For good or bad, globalization is here to stay. And while opportunities for the small business owner increase substantially when looking outside the borders of the United States, so do the pitfalls. Among them is the fact that business is conducted differently in other cultures, and not being aware of that can result in a deal-wrecking catastrophe. There’s more to it, of course, than knowing the proper way to present or accept a business card in China. It’s doing your homework and understanding how best to start and maintain international relationships with those of other cultures that will help your business grow.
“The deeper cultural roots of how business is conducted varies so much from country to country, even from the U.S. to Canada, and from individual to individual,” says Diane McGreal, director of Global Leadership Training Solutions Worldwide for Berlitz Languages Inc. (www.berlitz.us), who spent a number of years living abroad in Asia and Europe. Currently responsible for Solution Development for Global Leadership Training Worldwide, McGreal offers five things entrepreneurs looking to broaden their horizons need to know:
1. Know that in some countries, people are doing-oriented; in others, they’re being-oriented.
A being-oriented person puts a whole lot more emphasis on a relationship and is motivated more by building solid, trusting relationships. It takes time and a lot of experience, and so quite often building a sound relationship is more important than meeting a target date. On the other hand, doing relationships are more about getting the task done. So, if I’m very relationship-oriented and you’re very task-driven, we have a gap here, don’t we, because I want to get things done and you want to get to know me.
2. Know the difference between fixed and fluid time.
In countries such as the U.S., people are fixed time-oriented and tend to define time precisely—a 2 p.m. meeting is expected to start exactly at 2 p.m. When you can’t make the meeting, you let them know ahead of time. In countries that are more fluid in their orientation, time is much more loosely defined. If you couldn’t talk to me at our originally planned time, obviously the only reason why is because you had something else going on, something that you couldn’t end in time to talk to me.
3. Know that some cultures are more formal than others.
The whole key when we travel abroad usually is based around communication and how formal or informal you are. Countries that are more formal tend to put a lot of emphasis on following protocol and customs. The informal tend to put more value on more casual, friendly, and relaxed environments.
4. Know the language.

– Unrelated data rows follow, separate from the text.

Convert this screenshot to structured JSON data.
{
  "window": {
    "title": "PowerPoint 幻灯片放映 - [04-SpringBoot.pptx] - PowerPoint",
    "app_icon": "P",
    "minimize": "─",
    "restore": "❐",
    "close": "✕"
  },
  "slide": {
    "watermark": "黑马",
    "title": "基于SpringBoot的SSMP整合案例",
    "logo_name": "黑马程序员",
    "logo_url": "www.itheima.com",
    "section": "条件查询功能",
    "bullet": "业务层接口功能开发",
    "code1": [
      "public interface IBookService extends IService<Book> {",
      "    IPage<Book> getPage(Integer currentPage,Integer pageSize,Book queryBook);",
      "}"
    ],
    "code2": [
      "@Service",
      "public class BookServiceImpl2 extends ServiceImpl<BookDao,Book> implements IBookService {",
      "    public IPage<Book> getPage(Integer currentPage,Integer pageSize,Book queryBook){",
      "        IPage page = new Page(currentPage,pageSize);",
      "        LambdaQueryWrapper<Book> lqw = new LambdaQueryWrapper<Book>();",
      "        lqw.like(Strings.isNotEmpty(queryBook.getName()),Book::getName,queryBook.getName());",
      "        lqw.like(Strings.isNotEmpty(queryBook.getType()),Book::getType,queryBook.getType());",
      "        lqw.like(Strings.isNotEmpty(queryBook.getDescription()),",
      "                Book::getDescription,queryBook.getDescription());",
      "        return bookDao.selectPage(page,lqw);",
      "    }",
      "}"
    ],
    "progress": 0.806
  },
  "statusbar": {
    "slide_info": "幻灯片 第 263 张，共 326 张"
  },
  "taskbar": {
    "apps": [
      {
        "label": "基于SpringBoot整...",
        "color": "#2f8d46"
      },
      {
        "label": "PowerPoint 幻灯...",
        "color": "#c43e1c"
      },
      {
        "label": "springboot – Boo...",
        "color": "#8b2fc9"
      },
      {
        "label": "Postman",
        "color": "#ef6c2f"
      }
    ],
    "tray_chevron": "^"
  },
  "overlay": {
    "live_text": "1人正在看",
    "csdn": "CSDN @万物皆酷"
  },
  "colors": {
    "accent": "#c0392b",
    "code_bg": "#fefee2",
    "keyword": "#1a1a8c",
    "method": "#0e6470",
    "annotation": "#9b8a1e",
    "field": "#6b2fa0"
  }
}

While it’s probably not expected for a business person to be fluent in the language, making an effort to have at least social skills—being able to greet people and order in a restaurant—will buy you a lot of credibility and trust. If it’s going to be a long-term relationship with somebody and you expect to travel back and forth on a regular basis, and English is not the spoken language in the office, then you better learn the language.
5. Know the right questions to ask.
What are your objectives? In order to have a successful outcome, what do you need to do? There’s one big step as part of cultural due diligence and that’s self-awareness. Before we can understand other cultures, we have to understand ourselves. For example, there are things that we do as individuals that we just assume the rest of the world does.